The Administration kept the majority of  the oil from reaching the surface by injecting Corexit at the wellhead, deep beneath the ocean.  This dispersant separated the light hydrocarbons from the heavy, allowing only the most volatile portion of crude to reach the surface where it could be remediate.  The rest of it stayed on the ocean floor.  It is now killing reefs, contaminating marine life eggs, and disrupting the long term ecological cycles.  Oil on the beach can be cleaned.  This oil was mean to be “out of sight, out of mind.”  The problem is it is not out of the water.  The EXXON VALDEZ damage is still reverberating in the Alaska coastal eco system.  This spill was more massive, is tying into the “Dead Zone” already growing in the Gulf, and is threatening one of North America’s biggest source for seafood and marine commerce.

Link to wildlife impact.

KES was part of the many teams trying to find ways to mitigate the disaster as it happened.   We were one of the few companies to present key technology at the Orange Beach, Alabama demonstrations to the BP High Interest Technology Testing Team.  We have used our own resources to continue this effort.  We are in the process of seeking grants, university support, and preparing a crowd sourcing pitch.

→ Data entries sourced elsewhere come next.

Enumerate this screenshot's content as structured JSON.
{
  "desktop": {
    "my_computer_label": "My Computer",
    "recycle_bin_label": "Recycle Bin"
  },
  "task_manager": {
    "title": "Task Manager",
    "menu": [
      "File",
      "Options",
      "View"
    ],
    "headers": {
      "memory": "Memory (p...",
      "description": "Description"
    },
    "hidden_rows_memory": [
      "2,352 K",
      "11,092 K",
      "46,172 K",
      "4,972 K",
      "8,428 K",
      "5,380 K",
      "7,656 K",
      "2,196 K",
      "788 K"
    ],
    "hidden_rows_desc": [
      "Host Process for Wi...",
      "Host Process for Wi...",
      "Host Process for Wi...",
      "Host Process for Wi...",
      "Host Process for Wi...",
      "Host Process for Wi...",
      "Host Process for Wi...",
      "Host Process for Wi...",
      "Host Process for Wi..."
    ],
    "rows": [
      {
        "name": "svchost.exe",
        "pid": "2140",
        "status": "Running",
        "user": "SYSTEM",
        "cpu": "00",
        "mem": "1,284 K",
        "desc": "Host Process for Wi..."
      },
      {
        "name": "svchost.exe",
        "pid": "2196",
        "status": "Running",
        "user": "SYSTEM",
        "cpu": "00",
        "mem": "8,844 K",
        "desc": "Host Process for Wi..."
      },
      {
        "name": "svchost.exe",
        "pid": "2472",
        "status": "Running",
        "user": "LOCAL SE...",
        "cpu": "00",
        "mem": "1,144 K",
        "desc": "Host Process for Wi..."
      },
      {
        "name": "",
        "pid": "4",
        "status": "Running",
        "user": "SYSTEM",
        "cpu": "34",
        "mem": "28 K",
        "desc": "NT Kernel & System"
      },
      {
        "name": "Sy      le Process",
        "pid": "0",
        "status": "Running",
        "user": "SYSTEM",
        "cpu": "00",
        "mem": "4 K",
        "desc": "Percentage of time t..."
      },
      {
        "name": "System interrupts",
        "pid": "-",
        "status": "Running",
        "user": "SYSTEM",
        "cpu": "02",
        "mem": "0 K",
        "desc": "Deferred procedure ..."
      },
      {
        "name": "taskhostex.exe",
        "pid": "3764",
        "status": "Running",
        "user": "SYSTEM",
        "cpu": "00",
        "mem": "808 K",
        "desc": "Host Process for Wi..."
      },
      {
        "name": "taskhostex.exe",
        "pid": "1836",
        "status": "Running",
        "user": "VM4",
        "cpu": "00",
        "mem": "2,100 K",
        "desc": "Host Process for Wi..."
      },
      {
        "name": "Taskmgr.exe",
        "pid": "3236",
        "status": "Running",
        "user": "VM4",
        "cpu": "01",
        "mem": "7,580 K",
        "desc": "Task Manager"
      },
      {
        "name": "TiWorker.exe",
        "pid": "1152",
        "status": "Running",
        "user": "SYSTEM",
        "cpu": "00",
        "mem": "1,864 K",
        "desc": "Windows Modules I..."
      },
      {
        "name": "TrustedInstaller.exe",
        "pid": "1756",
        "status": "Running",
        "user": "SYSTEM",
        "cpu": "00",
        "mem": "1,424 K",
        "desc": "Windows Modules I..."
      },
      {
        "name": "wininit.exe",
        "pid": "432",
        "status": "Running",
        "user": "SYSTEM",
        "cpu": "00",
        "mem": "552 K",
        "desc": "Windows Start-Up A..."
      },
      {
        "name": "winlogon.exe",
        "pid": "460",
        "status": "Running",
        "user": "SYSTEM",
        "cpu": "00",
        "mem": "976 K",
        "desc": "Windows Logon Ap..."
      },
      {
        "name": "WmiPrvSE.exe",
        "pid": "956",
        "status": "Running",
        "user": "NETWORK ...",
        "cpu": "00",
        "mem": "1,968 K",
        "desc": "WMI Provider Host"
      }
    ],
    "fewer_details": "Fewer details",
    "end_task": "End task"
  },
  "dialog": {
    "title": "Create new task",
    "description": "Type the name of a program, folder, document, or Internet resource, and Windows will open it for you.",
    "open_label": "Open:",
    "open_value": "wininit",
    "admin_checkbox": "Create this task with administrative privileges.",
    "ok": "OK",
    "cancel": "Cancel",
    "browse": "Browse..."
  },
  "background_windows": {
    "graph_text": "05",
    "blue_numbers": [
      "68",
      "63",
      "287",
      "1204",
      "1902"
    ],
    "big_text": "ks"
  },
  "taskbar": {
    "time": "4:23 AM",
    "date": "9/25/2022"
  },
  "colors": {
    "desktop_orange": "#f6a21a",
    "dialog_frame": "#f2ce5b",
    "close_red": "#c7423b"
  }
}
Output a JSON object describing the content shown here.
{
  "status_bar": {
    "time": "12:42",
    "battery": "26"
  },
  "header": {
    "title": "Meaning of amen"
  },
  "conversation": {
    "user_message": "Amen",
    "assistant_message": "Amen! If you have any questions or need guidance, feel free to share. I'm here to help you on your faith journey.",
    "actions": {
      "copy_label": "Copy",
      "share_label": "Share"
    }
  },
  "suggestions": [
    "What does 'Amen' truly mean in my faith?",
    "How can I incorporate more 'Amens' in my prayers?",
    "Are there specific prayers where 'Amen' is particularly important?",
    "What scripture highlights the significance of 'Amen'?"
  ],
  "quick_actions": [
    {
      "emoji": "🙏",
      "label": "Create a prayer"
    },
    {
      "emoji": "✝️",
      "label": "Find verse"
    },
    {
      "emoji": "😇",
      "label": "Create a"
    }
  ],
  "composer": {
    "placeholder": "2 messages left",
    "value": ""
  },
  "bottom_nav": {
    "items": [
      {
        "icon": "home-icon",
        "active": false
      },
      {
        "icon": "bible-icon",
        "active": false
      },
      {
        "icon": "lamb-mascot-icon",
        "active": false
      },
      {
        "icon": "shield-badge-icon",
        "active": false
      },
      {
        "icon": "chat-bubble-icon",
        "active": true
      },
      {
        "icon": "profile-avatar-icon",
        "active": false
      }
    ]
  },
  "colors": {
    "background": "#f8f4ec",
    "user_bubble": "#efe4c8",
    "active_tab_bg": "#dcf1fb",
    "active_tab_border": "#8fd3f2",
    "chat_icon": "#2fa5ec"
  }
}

Our immediate needs is to continue the patent process.  We have initial patents filed in 2010 and our partners have patented their developments, but we have additional work to do in order to protect the various follow-on applications and developments not shown here.  We also need detailed performance testing to get the data we need for the time rate of oil capture.  Previous uses for the material were in booming applications. This will let us size the oil capture and oil sampling prototypes.   Long term, we plan to partner with local fabricators and have our own team to build the devices and their supplies as part of a comprehensive oil spill response system.